That one can be a bit tricky to explain, but I'll give it a shot!
Let's first establish that
Isto/Este/Esta (aqui) = This one right here with me.
Isso/Esse/Essa (aí) = That one over there by you.
Aquilo/Aquele/Aquela (lá) = That one over there, far from us.
Now, you should know that in most of Brazil, especially in spoken Portuguese, people often ignore the "t" and just say "isso/esse/essa" for situations 1 and 2. In fact, if you head over to Brazilians learning English here in Duolingo, you'll see a whole bunch of Brazilians losing hearts over it and having no idea why. But if you follow the formal Portuguese rule I just listed, you won't lose hearts. =]
Now, to answer your question:
I'm only thinking about how to explain it now, so my explanation may be incomplete. Anyway, I think that "nesse" and "nessa" require a noun that determines if you're talking about a feminine or masculine word. "Nesse" and "nessa" need a word after it, explaining what you are talking about, "nisso" does not. Here are some examples:
Nesse -- "Eu quero dançar nesse barco" = I want to dance on that boat.
Nessa -- "Eu quero dançar nessa praia" = I want to dance on that beach.
Nisso -- "Eu quero dançar nisso" = I want to dance on that.
You cannot say ""Eu quero dançar nesse." on its own unless you are pointing at something (masculine). You can use nisso and the sentence is complete that way, but you probably need some context, as you'd need in English.
This applies to words like isto, este, esta, disto, deste, desta etc.
Isso/Isto/Aquilo are also used when describing some abstract/unclear things, like:
O que é aquilo? = What is that?
Isso é o que você pensa = That is what you think.
Isto tem que acabar = This has to end.
Eu não gosto disto = I do not like this.
Eu penso nisso todos os dias = I think about that every day.
Note that if you said "I don't like this shoe," it would change to "Eu não gosto deste sapato".
I hope the explanation helps! I might save it for whenever I see the question again, if it proves helpful. Bons estudos! =]
Well that just not quite right, grammatically. It's never put like that in English. I don't think about it/that is the correct translation here.
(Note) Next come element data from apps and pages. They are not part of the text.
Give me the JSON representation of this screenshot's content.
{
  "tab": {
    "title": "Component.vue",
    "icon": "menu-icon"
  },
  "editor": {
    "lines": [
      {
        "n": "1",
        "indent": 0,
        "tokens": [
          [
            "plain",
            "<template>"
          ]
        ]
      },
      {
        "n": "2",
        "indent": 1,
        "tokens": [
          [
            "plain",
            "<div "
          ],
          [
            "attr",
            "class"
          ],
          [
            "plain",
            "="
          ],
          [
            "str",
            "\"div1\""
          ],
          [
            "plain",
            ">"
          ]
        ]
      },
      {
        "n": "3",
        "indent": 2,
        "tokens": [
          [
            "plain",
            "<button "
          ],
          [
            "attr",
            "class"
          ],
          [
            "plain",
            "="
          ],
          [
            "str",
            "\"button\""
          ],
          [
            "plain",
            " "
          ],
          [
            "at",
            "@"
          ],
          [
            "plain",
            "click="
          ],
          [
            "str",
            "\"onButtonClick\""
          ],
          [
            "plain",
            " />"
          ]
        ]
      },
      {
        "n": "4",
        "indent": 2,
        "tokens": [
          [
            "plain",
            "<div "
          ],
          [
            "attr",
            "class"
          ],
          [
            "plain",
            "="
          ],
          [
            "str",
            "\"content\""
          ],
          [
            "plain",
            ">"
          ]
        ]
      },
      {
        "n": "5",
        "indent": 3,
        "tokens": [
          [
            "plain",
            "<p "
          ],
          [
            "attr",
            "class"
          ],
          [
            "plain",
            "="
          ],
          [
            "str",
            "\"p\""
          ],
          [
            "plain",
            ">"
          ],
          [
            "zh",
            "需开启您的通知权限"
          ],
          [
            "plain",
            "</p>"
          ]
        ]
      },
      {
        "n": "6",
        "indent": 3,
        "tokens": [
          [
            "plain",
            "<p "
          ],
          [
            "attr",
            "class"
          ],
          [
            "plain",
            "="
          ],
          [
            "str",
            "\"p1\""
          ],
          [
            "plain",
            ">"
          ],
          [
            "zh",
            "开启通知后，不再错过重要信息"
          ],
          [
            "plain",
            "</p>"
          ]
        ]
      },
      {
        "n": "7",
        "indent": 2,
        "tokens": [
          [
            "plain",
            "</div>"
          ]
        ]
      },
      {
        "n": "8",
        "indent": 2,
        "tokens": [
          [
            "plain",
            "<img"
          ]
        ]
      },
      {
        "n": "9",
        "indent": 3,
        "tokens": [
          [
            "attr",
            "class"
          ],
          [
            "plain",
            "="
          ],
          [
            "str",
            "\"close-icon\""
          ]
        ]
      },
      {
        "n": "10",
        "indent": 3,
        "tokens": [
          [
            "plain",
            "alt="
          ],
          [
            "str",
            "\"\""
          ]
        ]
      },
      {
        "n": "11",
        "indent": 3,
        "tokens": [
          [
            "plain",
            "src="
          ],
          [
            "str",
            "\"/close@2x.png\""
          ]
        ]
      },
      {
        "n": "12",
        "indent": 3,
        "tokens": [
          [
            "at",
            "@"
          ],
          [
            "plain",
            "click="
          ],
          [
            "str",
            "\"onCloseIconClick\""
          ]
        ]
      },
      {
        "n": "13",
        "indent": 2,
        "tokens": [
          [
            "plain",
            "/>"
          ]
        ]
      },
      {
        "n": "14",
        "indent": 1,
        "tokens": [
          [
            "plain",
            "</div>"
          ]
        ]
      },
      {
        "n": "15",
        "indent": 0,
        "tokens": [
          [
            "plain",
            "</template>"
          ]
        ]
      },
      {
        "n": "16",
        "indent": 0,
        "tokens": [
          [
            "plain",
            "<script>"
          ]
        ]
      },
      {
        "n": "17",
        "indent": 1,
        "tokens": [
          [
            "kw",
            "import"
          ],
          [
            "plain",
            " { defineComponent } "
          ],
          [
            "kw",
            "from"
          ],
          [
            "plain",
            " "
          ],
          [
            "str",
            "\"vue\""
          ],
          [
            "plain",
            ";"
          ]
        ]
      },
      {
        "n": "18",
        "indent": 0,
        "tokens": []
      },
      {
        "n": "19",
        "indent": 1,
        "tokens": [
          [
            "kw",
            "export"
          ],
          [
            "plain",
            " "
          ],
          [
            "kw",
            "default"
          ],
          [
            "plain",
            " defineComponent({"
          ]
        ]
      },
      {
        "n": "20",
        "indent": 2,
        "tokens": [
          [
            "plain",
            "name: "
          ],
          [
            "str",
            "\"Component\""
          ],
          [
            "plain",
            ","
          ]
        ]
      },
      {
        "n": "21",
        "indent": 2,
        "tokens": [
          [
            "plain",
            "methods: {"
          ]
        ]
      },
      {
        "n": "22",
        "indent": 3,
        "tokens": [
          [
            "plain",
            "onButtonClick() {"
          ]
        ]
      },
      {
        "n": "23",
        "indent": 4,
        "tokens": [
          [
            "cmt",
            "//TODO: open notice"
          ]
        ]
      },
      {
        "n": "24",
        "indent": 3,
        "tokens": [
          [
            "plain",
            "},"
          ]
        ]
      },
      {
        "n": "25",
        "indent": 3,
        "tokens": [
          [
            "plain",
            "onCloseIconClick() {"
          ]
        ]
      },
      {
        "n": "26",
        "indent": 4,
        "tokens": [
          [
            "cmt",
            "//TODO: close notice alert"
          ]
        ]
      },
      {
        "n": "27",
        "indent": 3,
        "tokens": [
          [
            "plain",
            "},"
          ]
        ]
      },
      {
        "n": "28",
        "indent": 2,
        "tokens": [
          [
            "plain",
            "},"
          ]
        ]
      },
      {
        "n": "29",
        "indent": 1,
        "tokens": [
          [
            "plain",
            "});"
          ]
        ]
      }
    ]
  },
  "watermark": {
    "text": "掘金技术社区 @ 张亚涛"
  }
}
I'm learning portuguese a few weeks and have yet to come across a direct translation of the word "it". I don't think there is one, am I right portuguese speakers?
Disso is "de + isso" and in this case we would say nisso (em + isso).
We could say "pensar" + "disso" in a question, for example: "O que ele pensa disso?" ("What does he think of/about that?" as in "What are his thoughts on that?"), but it would be more common to switch it to "achar" (O que ele acha disso?). I hope it helps =]